(Description of the task): Only the pictures are to be left out; set down the rest of the records exactly.

[Exercise data Boundary: Start]

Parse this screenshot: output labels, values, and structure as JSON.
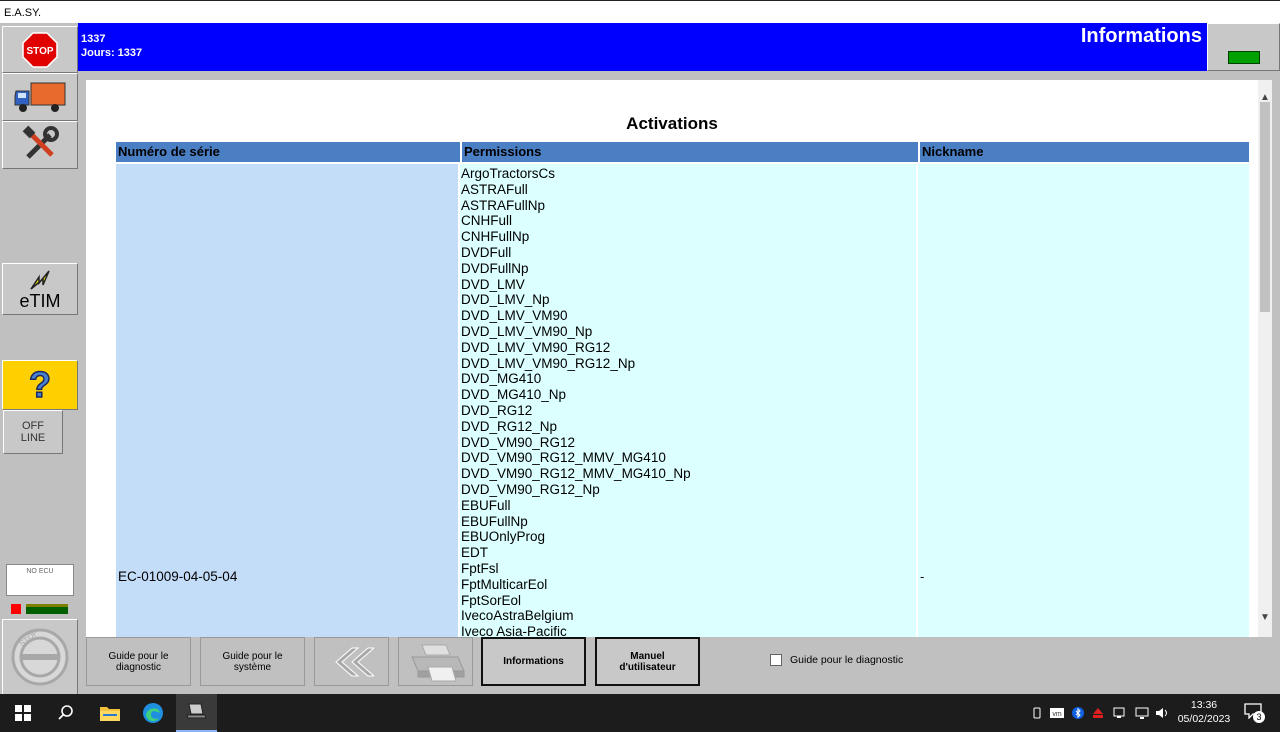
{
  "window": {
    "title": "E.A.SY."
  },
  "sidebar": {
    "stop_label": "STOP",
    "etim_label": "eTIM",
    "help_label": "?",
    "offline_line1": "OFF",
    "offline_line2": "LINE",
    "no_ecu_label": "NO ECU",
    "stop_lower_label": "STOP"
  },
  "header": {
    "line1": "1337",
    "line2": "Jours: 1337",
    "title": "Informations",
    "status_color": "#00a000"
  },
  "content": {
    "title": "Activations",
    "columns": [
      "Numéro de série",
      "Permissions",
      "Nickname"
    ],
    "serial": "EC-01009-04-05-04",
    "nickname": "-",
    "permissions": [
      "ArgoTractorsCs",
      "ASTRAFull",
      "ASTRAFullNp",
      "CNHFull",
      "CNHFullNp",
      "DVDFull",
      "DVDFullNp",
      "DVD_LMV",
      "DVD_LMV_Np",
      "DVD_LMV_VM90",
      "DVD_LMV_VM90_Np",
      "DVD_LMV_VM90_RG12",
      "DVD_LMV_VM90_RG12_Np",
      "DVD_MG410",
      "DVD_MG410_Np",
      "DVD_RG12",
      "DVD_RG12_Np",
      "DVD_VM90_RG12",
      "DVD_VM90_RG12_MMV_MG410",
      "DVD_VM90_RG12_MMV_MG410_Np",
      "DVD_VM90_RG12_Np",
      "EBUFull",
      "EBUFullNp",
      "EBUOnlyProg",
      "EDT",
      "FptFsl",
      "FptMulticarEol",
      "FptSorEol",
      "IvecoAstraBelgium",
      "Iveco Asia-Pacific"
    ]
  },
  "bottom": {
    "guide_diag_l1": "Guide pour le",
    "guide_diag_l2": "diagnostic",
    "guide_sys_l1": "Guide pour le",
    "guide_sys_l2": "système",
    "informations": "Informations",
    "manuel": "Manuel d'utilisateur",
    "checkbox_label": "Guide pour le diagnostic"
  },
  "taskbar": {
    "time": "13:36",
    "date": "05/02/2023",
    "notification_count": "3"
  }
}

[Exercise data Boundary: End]

(Solution to this exercise):
Parse this screenshot: output labels, values, and structure as JSON.
{
  "window": {
    "title": "E.A.SY."
  },
  "sidebar": {
    "stop_label": "STOP",
    "etim_label": "eTIM",
    "help_label": "?",
    "offline_line1": "OFF",
    "offline_line2": "LINE",
    "no_ecu_label": "NO ECU",
    "stop_lower_label": "STOP"
  },
  "header": {
    "line1": "1337",
    "line2": "Jours: 1337",
    "title": "Informations",
    "status_color": "#00a000"
  },
  "content": {
    "title": "Activations",
    "columns": [
      "Numéro de série",
      "Permissions",
      "Nickname"
    ],
    "serial": "EC-01009-04-05-04",
    "nickname": "-",
    "permissions": [
      "ArgoTractorsCs",
      "ASTRAFull",
      "ASTRAFullNp",
      "CNHFull",
      "CNHFullNp",
      "DVDFull",
      "DVDFullNp",
      "DVD_LMV",
      "DVD_LMV_Np",
      "DVD_LMV_VM90",
      "DVD_LMV_VM90_Np",
      "DVD_LMV_VM90_RG12",
      "DVD_LMV_VM90_RG12_Np",
      "DVD_MG410",
      "DVD_MG410_Np",
      "DVD_RG12",
      "DVD_RG12_Np",
      "DVD_VM90_RG12",
      "DVD_VM90_RG12_MMV_MG410",
      "DVD_VM90_RG12_MMV_MG410_Np",
      "DVD_VM90_RG12_Np",
      "EBUFull",
      "EBUFullNp",
      "EBUOnlyProg",
      "EDT",
      "FptFsl",
      "FptMulticarEol",
      "FptSorEol",
      "IvecoAstraBelgium",
      "Iveco Asia-Pacific"
    ]
  },
  "bottom": {
    "guide_diag_l1": "Guide pour le",
    "guide_diag_l2": "diagnostic",
    "guide_sys_l1": "Guide pour le",
    "guide_sys_l2": "système",
    "informations": "Informations",
    "manuel": "Manuel d'utilisateur",
    "checkbox_label": "Guide pour le diagnostic"
  },
  "taskbar": {
    "time": "13:36",
    "date": "05/02/2023",
    "notification_count": "3"
  }
}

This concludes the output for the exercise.